Conservative columnist Deroy Murdock has an interesting piece today that takes a look at what Sens. Barack Obama, D-Ill., and John McCain, R-Ariz., pay their Senate staffers.
Using the public information compiled on the Web site of the non-partisan group Legistorm, Murdock concludes that, on average, women in McCain's office are paid more than the men in McCain's office -- $1.04 for every dollar a man makes. Men in Obama's office make more than women do; female employees make 83 cents for every dollar made by male employees.
Murdock frames this as an issue of pay equity, but it's not really -- if anything, it's more a matter of a "glass ceiling."
(Or, at least, that's what feminist groups would likely be saying if the situations were reversed.)
Only one of Obama's five best-paid Senate staffers is a woman. Of McCain's five best-paid Senate staffers, three are women.
Of Obama's top 20 salaried Senate staffers, seven are women. Of McCain's top 20 salaried Senate staffers, 13 are women.
The Obama campaign does not dispute Murdock's figures (and neither does the McCain campaign), but Obama campaign spox Ben LaBolt argues that it's a much different situation on Obama's presidential campaign.
Obama's campaign is jam-packed with high-ranking women, LaBolt says, citing Senior Advisor Valerie Jarrett, Senior Advisor Michelle Obama, Chief of Staff Stephanie Cutter, Senior Advisor Linda Douglass, VP Chief of Staff Patti Solis Doyle, VP Communications Director Ricki Seidman, National Finance Chair Penny Pritzker, Policy Director Heather Higginbottom, Domestic Policy Director Neera Tanden, Director of Rapid Response Christina Reynolds, Senior Adviser Anita Dunn, Senior Speechwriter Sarah Hurwitz, Battleground States Director Jen O’Malley, Research Director Devorah Adler, Director of Scheduling and Advance Alyssa Mastromonaco, Chief Financial Officer Marianne Markowitz, Chief Operations Officer Betsy Myers, and the woman whom LaBolt says is the campaign's highest-paid official, Finance Director Julianna Smoot. (Nice work, Jules.)

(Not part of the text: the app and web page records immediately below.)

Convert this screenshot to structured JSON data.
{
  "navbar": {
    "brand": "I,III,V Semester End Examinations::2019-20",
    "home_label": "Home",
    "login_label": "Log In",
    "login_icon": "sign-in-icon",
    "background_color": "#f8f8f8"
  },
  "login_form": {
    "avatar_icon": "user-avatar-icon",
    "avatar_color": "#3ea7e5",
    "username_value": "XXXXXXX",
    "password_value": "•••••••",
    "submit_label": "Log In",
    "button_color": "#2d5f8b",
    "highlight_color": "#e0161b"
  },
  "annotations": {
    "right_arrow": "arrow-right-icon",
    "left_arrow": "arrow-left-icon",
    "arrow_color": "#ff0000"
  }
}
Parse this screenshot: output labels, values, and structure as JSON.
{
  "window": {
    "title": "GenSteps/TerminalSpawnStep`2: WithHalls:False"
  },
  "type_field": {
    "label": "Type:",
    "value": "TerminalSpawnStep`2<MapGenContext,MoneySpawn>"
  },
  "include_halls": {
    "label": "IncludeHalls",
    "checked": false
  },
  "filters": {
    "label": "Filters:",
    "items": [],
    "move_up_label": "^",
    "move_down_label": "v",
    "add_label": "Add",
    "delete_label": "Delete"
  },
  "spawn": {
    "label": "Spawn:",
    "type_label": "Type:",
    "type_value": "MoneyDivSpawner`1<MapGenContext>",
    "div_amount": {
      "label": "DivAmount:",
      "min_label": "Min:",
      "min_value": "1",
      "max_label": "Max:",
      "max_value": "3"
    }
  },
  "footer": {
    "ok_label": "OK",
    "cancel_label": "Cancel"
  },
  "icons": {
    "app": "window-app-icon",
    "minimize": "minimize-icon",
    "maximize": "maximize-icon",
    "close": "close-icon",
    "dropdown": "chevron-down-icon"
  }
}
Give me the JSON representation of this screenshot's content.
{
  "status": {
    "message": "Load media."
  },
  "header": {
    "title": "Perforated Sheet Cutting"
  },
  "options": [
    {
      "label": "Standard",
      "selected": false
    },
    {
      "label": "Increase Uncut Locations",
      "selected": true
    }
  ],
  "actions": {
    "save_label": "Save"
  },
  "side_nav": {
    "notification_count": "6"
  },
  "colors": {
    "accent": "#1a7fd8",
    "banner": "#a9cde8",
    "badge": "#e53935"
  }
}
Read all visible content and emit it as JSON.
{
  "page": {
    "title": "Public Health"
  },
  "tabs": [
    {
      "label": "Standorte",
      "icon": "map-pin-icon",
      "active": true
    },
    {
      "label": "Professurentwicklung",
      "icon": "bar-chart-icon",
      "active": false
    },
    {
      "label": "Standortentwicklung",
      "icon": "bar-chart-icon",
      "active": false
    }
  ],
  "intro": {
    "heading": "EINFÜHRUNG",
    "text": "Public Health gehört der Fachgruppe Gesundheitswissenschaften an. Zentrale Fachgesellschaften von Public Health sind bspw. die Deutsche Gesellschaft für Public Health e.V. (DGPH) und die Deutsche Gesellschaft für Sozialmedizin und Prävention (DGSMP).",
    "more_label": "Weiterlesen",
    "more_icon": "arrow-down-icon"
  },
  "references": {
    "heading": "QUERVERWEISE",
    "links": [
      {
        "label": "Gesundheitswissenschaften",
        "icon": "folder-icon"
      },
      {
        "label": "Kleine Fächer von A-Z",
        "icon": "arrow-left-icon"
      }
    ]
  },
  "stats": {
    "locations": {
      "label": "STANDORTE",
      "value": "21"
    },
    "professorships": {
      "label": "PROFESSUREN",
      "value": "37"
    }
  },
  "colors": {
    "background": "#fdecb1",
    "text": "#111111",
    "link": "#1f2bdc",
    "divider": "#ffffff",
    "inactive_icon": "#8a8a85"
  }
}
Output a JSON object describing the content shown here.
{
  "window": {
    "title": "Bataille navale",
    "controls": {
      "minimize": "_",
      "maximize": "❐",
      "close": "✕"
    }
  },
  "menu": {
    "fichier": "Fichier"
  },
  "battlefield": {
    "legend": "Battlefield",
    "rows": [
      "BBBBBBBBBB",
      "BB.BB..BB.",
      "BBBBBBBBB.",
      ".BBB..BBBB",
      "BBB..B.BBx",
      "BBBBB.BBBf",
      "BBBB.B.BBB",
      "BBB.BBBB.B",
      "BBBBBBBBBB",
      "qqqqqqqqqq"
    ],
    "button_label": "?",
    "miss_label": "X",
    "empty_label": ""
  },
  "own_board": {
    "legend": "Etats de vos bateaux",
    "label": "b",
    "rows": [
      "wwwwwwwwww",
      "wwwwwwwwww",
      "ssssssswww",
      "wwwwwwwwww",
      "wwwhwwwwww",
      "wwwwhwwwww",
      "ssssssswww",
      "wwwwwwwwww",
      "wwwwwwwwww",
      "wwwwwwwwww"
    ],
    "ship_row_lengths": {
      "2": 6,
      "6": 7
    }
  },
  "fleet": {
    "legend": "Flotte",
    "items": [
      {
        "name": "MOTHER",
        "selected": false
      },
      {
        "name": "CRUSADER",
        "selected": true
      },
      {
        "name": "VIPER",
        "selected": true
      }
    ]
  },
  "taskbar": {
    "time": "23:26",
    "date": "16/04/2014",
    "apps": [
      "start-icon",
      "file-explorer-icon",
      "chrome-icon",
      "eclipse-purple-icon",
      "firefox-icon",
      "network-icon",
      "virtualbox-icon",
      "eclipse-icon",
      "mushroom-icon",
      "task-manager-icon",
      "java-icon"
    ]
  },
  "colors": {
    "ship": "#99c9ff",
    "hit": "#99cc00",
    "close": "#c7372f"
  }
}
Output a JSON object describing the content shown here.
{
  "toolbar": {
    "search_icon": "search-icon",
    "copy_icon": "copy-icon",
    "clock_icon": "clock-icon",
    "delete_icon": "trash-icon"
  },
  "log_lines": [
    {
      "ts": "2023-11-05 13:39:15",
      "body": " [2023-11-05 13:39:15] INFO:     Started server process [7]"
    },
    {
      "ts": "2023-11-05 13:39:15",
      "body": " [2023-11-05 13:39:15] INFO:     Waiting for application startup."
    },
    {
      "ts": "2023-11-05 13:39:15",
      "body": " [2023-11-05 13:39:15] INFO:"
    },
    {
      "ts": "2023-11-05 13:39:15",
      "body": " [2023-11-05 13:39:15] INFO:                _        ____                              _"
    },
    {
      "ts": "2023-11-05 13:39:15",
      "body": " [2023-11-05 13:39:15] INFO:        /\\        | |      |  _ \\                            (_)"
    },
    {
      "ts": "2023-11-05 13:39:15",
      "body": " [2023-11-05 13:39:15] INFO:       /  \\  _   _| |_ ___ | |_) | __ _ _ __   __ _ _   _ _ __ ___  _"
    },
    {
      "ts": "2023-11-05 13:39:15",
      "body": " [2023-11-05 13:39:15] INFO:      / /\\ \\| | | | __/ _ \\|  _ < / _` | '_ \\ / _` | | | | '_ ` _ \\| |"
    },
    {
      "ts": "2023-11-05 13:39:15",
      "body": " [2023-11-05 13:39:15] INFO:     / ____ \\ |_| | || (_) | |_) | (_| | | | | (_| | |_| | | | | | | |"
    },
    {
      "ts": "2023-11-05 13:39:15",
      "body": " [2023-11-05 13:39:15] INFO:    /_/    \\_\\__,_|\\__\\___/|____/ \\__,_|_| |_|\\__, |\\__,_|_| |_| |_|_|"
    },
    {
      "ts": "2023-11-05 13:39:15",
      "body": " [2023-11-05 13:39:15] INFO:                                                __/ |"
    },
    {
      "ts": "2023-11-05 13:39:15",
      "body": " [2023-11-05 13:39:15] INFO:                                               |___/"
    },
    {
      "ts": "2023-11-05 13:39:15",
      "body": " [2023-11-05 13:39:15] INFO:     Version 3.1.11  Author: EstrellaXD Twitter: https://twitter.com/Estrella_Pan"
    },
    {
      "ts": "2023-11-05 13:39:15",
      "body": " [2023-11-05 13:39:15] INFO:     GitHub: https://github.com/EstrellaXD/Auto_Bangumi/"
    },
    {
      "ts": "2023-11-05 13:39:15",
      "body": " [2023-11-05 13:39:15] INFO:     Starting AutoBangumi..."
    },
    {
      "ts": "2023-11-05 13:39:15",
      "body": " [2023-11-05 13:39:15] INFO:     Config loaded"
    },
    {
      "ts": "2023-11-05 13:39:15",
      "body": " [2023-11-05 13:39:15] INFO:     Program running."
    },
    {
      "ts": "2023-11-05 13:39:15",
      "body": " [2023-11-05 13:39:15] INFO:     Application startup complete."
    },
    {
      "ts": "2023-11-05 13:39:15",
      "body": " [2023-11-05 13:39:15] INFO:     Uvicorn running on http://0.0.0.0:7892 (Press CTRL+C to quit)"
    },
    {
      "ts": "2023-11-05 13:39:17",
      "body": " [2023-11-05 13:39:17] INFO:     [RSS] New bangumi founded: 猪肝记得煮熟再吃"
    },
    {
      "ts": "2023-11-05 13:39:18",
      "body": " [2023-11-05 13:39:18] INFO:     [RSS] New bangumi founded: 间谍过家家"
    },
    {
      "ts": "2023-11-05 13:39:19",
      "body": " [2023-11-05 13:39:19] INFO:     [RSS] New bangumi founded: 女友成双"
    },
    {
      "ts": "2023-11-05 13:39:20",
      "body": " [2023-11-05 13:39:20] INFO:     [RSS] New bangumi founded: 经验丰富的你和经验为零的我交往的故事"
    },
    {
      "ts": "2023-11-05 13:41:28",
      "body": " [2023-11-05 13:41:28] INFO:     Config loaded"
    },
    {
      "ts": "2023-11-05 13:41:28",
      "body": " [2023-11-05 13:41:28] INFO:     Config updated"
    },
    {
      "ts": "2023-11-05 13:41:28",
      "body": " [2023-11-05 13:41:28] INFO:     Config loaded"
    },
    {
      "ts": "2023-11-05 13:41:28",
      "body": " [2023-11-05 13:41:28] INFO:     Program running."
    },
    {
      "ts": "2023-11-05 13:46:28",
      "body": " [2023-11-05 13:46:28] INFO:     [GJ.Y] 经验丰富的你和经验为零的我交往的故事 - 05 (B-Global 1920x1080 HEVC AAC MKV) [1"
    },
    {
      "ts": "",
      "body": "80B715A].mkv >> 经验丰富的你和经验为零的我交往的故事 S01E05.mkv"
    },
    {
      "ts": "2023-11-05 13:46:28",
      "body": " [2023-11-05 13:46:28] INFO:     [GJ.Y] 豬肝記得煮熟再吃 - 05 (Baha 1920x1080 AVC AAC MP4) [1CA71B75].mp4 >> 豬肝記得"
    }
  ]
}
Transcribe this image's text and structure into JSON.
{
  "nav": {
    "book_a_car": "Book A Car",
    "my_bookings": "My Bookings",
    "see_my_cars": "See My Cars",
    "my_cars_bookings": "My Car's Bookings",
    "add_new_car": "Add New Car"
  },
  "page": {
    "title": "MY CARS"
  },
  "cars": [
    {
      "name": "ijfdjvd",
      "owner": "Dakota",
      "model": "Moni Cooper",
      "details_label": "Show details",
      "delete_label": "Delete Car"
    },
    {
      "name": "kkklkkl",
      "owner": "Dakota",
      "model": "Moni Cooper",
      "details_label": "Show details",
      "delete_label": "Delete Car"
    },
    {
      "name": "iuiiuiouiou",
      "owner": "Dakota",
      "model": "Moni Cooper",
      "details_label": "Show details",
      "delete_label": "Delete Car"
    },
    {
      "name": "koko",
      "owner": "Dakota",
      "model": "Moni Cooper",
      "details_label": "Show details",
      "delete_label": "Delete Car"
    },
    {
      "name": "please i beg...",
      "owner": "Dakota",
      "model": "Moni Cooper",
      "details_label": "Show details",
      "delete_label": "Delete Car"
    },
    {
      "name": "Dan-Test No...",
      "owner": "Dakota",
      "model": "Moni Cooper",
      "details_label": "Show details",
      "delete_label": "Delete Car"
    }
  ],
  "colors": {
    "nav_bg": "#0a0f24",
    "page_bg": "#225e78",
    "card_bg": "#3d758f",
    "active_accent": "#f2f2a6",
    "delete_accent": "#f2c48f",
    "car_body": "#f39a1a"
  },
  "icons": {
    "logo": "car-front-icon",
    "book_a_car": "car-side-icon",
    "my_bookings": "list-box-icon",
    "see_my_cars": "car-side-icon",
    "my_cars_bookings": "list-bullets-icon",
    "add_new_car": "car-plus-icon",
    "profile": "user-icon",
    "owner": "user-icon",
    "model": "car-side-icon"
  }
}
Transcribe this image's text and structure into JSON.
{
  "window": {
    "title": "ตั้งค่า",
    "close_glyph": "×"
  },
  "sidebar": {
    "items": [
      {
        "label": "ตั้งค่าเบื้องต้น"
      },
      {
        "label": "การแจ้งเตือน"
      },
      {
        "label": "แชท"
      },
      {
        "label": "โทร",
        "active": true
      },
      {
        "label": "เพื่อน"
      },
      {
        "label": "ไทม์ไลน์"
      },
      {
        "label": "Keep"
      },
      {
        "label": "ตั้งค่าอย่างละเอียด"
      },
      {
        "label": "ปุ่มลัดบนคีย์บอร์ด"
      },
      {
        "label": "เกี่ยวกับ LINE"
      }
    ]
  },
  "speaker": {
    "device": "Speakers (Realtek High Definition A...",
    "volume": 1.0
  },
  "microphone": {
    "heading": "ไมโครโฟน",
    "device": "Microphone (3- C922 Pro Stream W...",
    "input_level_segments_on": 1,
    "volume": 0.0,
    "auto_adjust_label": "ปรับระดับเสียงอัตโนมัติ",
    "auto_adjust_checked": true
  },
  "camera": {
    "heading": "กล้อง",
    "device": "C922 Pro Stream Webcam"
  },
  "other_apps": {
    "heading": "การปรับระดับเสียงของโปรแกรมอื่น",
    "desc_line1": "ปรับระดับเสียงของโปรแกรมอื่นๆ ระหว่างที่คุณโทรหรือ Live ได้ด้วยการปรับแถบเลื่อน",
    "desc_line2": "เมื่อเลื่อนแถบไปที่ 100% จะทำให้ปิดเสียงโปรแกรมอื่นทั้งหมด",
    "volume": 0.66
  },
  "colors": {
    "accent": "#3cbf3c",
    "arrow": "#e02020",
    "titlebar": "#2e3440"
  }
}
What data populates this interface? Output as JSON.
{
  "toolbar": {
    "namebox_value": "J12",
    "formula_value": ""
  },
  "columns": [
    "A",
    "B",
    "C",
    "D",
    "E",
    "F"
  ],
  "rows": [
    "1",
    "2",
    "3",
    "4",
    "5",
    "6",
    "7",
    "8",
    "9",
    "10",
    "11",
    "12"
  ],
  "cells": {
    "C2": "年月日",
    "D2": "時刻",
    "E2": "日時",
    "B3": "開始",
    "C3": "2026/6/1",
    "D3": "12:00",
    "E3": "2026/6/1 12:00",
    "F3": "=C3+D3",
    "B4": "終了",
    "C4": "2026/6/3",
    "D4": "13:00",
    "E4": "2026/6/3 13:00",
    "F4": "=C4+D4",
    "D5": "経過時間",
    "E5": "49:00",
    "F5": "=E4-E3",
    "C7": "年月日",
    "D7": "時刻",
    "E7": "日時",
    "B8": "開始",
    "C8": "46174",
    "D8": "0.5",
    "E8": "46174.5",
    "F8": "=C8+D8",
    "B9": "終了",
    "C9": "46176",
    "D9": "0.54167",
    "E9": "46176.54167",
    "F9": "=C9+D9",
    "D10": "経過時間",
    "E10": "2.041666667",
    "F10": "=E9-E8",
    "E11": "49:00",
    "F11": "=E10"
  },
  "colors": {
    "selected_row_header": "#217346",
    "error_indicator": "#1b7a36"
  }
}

How many employees total does Obama consider "senior staffers"? How do the numbers of high-ranking women on the Obama campaign -- and their salaries -- stack up?
These questions are as yet unanswered.